Who needs specs when you can just have exegenesis/apocalypse style fluffing
around? :)

A spec would be good from a "business" sense. I know of a few large
companies that are worried about "betting on one Japanese fellow". Also, a
spec + test cases would be nice if we really want multiple programs which
grok ruby syntax (I just want one that runs on a VM [I know several are in
the works] :)

On the other hand, I have seen far too much pain wrt specs and standards
bodies. 

D

> -----Original Message-----
> From: Brian Mitchell [mailto:binary42 / gmail.com] 
> Sent: Thursday, August 18, 2005 2:21 PM
> To: ruby-talk ML
> Subject: Re: Ruby Specifications
> 
> On 8/18/05, Phil Tomson <ptkwt / aracnet.com> wrote:
> > In article <fcfe41700508181054764fd3f9 / mail.gmail.com>,
> > Brian Mitchell  <binary42 / gmail.com> wrote:
> > >Over the past few days I've been working on implementing 
> my own (yet
> > >another) Ruby interpreter. At first the simple things are easy to 
> > >match. With relative ease I was able to throw together modules, 
> > >classes, objects, and threads. However, moving further 
> down this path 
> > >I am finding that ruby has an very complex trail of 
> details in source 
> > >that have very slight but important effects.
> > >
> > >If I am to match ruby as close as possible with this 
> project I will 
> > >have to have a very deep understanding of the ruby code base.
> > >Unfortunately, I am not able to read Japanese at a 
> productive speed 
> > >so the black book is out of the question for a large part of this. 
> > >The other option I have is to pool the knowledge of the 
> community to 
> > >successfully write a compatible interpreter.
> > >
> > >Doing all of this alone would seem like a waste as there are many 
> > >more projects that set out to do many of the same things and many 
> > >more that would benefit from this information. What I am 
> proposing is 
> > >a repository of sorts (a wiki perhaps) where we can maintain a 
> > >specification that is separate from implementation. It 
> seems the days 
> > >of a single implementation are soon ending. I think this is a good 
> > >thing but without proper information we may run into portability 
> > >problems.
> > >
> > >What do you guys think?

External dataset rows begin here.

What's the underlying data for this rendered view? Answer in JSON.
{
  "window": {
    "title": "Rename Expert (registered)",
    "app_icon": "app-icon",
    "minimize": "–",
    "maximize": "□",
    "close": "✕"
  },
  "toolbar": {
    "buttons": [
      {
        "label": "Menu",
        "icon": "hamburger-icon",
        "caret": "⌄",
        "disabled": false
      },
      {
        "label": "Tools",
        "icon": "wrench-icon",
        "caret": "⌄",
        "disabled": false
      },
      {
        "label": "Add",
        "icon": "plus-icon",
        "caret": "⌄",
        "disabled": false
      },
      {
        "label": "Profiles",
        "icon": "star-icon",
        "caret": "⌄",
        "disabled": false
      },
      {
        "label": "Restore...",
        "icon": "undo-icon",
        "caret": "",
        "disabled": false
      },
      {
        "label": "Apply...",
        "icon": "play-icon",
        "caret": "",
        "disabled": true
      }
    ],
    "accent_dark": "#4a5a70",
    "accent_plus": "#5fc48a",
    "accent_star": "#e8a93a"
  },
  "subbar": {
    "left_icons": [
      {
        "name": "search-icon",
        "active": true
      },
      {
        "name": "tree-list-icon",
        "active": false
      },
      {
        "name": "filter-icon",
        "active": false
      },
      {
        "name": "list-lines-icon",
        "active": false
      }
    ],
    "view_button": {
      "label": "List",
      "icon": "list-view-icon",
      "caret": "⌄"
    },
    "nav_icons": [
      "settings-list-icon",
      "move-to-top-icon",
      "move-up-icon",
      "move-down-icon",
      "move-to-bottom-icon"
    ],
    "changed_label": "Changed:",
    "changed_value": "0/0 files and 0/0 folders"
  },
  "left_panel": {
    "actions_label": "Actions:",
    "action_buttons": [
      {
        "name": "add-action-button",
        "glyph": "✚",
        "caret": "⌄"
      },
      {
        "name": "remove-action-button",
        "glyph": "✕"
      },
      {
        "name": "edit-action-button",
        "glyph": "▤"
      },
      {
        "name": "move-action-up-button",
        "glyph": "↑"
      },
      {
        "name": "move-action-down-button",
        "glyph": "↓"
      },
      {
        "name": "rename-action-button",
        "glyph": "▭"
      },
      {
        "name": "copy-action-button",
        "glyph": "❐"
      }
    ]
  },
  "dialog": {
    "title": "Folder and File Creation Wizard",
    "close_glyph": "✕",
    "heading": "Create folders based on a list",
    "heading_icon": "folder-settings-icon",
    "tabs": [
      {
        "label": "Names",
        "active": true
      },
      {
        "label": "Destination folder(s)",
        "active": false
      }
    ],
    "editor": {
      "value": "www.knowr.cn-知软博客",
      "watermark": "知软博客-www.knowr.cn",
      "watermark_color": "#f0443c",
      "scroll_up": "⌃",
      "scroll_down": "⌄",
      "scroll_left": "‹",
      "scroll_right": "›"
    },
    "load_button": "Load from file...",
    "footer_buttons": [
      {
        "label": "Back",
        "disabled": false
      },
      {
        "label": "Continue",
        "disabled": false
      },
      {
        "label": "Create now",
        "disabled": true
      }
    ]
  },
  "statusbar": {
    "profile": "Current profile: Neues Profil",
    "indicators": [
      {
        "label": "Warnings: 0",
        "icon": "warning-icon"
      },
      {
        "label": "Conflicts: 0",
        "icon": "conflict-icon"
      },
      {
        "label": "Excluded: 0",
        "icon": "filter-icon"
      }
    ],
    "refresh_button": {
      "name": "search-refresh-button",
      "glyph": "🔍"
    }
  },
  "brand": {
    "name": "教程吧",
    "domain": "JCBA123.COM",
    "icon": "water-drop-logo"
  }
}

Should we embrace a spec driven system or 
> > >just continue to use ruby as the reference implementation? 
> Should we 
> > >continue our current ways but have a spec as further documentation?
> > >
> > 
> > There are probably some good things that could come out of a 
> > spec-driven system (as you imply, it would allow a thousands Ruby 
> > implementations to bloom - errr, well, maybe that wouldn't 
> be the best 
> > thing, come to think of it, maybe 3 or 4 blooming Rubys would be 
> > sufficient.)
> > 
> > However (the big HOWEVER) realistically, I doubt we'll ever have a 
> > spec in the form that you dream of.  Right now the Ruby 
> spec lives in 
> > Matz' brain
> > - and it is implemented in the current Ruby/C implementation.
> > 
> > I would suggest that perhaps we should view the current Ruby 
> > implementation as an executable spec with a set of unit test cases
> > (Rubicon) that are used to verify it.  Use the same unit tests to 
> > verify your new implementation.  Add unit tests where there 
> are deficiencies.
> > 
> 
> Right. I guess some work could be done to expand those to 
> complete coverage (or close to that in the real world). I'll 
> have to look deeper at them having neglected that angle.
> 
> > 
> > A cautionary tale: There's a language for designing hardware called 
> > Verilog.  Back in the mid-90's the IEEE decided that there 
> should be a 
> > standardised Verilog specification.  They made one, but there were 
> > lots of holes in it.  The first Verilog simulator was VerilogXL 
> > produced by a company called Cadence.  So what happens is that 
> > VerilogXL (being the first implementation out there) is 
> considered the 
> > gold standard.  If your new implementation doesn't match 
> VerilogXL's 
> > results then it will probably be considered wrong.  But lots of 
> > arguing will ensue, of course, when there are differences 
> with the new 
> > implementor claiming that VerilogXL does it wrong.  All this to say 
> > that a written spec isn't always all that useful and in 
> fact it may be 
> > a waste of a lot of good energy that could be focused in 
> other areas.
> > 
> > Adding lots more testcases to Ruby's unit tests would probably be a 
> > good way to go to acheive your goals.
> > 
> 
> A very good thing to note. I think a spec should be fluid. 
> That is, you have some standard specs (1.8, 2.0) and then you 
> append RCRs to them to signify places you've taken the 
> liberty to have some sort of change. I view this more as a 
> tool and a way to check behavior and portability than a restraint.
> 
> I do think that this could be done successfully if enough 
> rubyists decided it is a good idea. It is a *big* undertaking 
> but so is managing a language that is growing at such an 
> astounding rate (not that I know much of anything from Matz's 
> point of view).
> 
> Brian.
>